Of Jose Lima's 89 career wins in the majors, only 13 came as a Kansas City Royal.
But when I think of Lima, I always think of Lima Time circa 2003.
In 2002, the Royals lost 100 games
In 2004, the Royals lost 104 games.
But for five months in 2003, the Royals were relevant. And for me, the enduring image from those five sweet months of relevance will always be Lima, pumping his fist after finishing his seventh inning of shutout baseball on the last Saturday before the All-Star Game.
Backing up a few years ...
In 1998 and '99, Lima ranked as one of the better pitchers in the National League, going 35-18 over those two seasons with the Astros. Nobody in the National League had a better strikeout-to-walk ratio.

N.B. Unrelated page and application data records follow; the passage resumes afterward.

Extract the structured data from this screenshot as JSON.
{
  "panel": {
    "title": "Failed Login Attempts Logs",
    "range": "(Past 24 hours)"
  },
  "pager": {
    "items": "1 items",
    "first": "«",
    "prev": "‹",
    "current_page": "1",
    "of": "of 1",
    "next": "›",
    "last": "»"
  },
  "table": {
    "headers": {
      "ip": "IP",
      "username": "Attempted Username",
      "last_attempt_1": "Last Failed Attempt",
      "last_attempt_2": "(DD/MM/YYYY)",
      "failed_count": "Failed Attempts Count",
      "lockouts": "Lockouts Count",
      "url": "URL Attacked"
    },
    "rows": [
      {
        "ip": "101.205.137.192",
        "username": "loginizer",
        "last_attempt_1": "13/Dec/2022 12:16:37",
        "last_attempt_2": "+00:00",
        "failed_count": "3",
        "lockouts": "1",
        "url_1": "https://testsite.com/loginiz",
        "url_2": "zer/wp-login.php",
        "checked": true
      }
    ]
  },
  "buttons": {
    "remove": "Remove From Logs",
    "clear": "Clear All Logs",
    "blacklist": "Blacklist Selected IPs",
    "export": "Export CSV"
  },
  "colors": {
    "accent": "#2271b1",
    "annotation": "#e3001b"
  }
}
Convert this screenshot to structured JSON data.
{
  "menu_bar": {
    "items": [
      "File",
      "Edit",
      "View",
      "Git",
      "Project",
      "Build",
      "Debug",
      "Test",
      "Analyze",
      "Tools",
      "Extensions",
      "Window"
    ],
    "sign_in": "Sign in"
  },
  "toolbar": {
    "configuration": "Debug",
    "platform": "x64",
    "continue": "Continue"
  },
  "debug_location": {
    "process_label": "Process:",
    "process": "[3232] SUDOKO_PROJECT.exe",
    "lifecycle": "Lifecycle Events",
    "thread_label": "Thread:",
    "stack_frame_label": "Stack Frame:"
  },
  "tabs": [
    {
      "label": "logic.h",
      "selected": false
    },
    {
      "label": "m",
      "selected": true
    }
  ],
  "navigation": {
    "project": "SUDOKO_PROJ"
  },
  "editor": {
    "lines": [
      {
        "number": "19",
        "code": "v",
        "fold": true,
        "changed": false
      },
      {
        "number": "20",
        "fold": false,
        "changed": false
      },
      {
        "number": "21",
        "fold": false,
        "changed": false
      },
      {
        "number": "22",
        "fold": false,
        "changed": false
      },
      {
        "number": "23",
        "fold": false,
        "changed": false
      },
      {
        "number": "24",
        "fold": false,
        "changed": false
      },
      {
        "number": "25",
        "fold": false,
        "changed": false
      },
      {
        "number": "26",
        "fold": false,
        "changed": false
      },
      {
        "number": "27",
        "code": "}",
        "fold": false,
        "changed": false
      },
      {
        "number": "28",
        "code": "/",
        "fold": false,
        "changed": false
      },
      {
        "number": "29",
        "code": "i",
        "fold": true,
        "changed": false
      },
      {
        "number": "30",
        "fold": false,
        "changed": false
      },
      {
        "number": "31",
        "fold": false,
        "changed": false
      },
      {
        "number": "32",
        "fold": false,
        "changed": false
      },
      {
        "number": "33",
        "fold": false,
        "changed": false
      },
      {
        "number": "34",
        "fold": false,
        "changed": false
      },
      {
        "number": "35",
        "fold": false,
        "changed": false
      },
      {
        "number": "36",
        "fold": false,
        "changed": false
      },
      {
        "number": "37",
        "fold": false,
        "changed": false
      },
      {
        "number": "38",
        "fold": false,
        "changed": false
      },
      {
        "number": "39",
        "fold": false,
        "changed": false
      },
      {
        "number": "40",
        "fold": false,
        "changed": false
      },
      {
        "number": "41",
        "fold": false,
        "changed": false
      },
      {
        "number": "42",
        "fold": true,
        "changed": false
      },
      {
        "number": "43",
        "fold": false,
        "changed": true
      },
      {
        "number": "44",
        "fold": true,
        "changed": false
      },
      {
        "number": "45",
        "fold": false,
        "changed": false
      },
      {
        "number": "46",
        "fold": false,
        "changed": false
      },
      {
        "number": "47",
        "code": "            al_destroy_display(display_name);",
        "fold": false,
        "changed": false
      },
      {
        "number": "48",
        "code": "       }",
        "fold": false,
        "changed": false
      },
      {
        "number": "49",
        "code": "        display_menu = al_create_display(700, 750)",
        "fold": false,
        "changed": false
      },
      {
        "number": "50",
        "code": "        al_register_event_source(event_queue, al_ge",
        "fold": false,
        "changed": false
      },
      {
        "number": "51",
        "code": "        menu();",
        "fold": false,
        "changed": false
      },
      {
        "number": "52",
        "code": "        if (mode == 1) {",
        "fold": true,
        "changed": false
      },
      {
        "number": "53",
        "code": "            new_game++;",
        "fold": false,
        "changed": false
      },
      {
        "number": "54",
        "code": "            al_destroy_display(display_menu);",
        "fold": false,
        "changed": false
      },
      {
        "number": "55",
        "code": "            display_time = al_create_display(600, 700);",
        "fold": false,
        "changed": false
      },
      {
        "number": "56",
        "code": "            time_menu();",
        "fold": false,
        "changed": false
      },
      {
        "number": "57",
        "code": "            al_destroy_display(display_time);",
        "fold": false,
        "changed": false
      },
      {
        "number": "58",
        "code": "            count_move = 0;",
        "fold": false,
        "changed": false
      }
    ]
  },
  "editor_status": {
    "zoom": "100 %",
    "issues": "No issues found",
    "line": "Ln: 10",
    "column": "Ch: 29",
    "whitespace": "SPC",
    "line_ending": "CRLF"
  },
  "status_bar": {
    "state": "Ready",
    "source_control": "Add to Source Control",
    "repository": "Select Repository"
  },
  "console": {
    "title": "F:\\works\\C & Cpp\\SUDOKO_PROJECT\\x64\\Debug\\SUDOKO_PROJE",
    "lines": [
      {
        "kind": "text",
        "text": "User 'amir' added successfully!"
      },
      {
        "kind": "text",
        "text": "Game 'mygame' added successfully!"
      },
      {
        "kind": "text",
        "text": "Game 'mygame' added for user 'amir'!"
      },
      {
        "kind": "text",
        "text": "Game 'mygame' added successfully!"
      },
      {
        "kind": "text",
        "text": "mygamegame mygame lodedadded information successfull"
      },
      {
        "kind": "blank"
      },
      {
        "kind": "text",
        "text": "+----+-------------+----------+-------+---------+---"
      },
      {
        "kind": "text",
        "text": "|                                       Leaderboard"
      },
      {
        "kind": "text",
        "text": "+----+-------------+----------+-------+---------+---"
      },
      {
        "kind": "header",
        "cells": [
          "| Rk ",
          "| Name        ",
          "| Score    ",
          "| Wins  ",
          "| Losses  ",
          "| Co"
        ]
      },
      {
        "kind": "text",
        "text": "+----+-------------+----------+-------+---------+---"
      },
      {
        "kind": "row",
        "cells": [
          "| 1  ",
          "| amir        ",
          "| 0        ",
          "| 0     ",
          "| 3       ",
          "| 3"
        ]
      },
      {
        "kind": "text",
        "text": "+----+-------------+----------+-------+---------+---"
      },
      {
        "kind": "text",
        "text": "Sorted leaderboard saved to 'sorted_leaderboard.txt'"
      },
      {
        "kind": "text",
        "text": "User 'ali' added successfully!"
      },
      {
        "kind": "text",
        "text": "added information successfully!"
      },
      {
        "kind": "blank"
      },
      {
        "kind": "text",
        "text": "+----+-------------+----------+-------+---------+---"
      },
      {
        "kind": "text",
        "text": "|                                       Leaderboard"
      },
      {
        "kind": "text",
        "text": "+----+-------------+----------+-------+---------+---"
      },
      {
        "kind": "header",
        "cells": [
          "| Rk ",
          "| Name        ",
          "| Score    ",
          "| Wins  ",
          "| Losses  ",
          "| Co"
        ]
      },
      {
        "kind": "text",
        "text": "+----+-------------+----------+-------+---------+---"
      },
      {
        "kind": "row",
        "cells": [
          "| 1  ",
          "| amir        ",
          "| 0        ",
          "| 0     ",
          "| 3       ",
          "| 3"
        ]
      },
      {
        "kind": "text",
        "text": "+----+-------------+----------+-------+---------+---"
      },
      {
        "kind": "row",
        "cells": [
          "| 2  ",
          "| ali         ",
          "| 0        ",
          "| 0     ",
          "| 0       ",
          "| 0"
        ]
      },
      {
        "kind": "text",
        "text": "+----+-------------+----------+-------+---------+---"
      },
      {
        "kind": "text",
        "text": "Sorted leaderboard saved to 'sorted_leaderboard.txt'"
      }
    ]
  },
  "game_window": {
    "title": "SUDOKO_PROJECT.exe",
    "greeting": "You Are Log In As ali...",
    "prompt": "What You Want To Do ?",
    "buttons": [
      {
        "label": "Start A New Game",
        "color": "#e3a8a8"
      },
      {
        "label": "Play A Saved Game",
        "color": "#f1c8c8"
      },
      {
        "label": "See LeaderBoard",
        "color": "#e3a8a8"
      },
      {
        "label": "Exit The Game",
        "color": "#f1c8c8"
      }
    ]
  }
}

And then, poof, it all disappeared. Lima, always somewhat homer-prone, gave up 48 home runs in 2000 and his ERA skyrocketed to 6.65. The next summer, Houston traded Lima (7.30 ERA) to Detroit for Dave Mlicki (7.33 ERA). Lima had reached the majors as a Tiger in 1994, but the reunion didn't help much. He went 5-10 the rest of the season, then pitched even worse in 2002. That September the Tigers released him.
That winter, Lima couldn't find a job in the major leagues. He couldn't find a job in the minors, either. Not the real minors, anyway. Lima signed instead with the Atlantic League's Newark Bears, and teamed up with 44-year-old Rickey Henderson and a host of other (lesser) non-prospects.*
* By the way, Rickey batted .339/.493/.591 in 56 games.
In eight starts with Newark, Lima went 6-1 with a 2.33 ERA. In 54 innings, he struck out 52 hitters, walked five, and gave up four home runs. Sure, it was just the Atlantic League: perhaps equivalent to Double-A baseball, perhaps not quite ... but in one of his canniest moves as Kansas City's general manager, Allard Baird bought Lima's services on the 4th of June. Eleven days later, without so much as a tune-up start in Omaha, Lima started for the Royals against the Giants.
I can't find what I wrote then. I suspect that I was pretty skeptical, though. In that first start, Lima gave up four runs in six innings, and struck out just one Giant. The Royals won, though. And that was just the beginning. In Lima's first six starts, he struck out 15 and walked 14 ... but somehow the Royals won every game.
It's the sixth of those starts that I'll always remember. I was in Denver for the annual SABR convention. The Royals were in first place. But that's putting it mildly. The Royals were running away with the American League Central. Entering Lima's July 12 start at Texas, the Royals were 49-41, five-and-a-half games ahead of the second-place Twins. If Lima could win on Saturday night and nothing terrible happened on Sunday, the Royals would enter the All-Star break as clear favorites to win a division title just one season after losing 100 games.
That night, most of us were at Coors Field for the Rockies game, and saw on the scoreboard that the Royals had indeed beat the Rangers, pushing their lead to six games over the Twins (who were still playing in Anaheim). Afterward, many of us repaired to the convention hotel's bar for beers and SportsCenters, and for the next couple of hours I made sure that I was always facing a television, so when Jose Lima came off the mound -- having just struck out Laynce Nix to finish his seventh shutout inning -- I could bring the conversation to a halt, direct everyone's attention to the screen (again) and yell "Lima time!" as Lima pumped his fist and trotted toward the dugout.
I must have done that half a dozen times -- yes, to the increasing annoyance of those unlucky enough to be at the table with me -- and I'm fairly sure that's the only moment since 1985 when I was absolutely sure that the Royals were going to win something that mattered.
In the end, of course, the Royals weren't anything like contenders. Thanks to Carlos Beltran, Mike Sweeney, Rookie of the Year Angel Berroa, and plenty of clutch hitting the Royals finished fourth in the American League in scoring. But the pitching ... Lima would win his next two starts, but got hammered on the 1st of August and was obviously not healthy; including that game, Lima would start just six more games the rest of the season, going 1-3 with a 10.65 ERA. Darrell May (!) was the Royals' ace; the only Royal who started more than 18 games, May led the club with 10 wins.
The Royals won on Sunday afternoon and went into the break with a seven-game lead over the White Sox, seven-and-a-half over the Twins. They were the biggest story in baseball. And then it all came apart, because Lima Time was over and because the Royals went 32-38 after the break and because the Twins went 46-23 to win the division going away.
It was fun while it lasted, though. And it was never more fun than when Jose Lima struck out Laynce Nix and it seemed like anything was possible.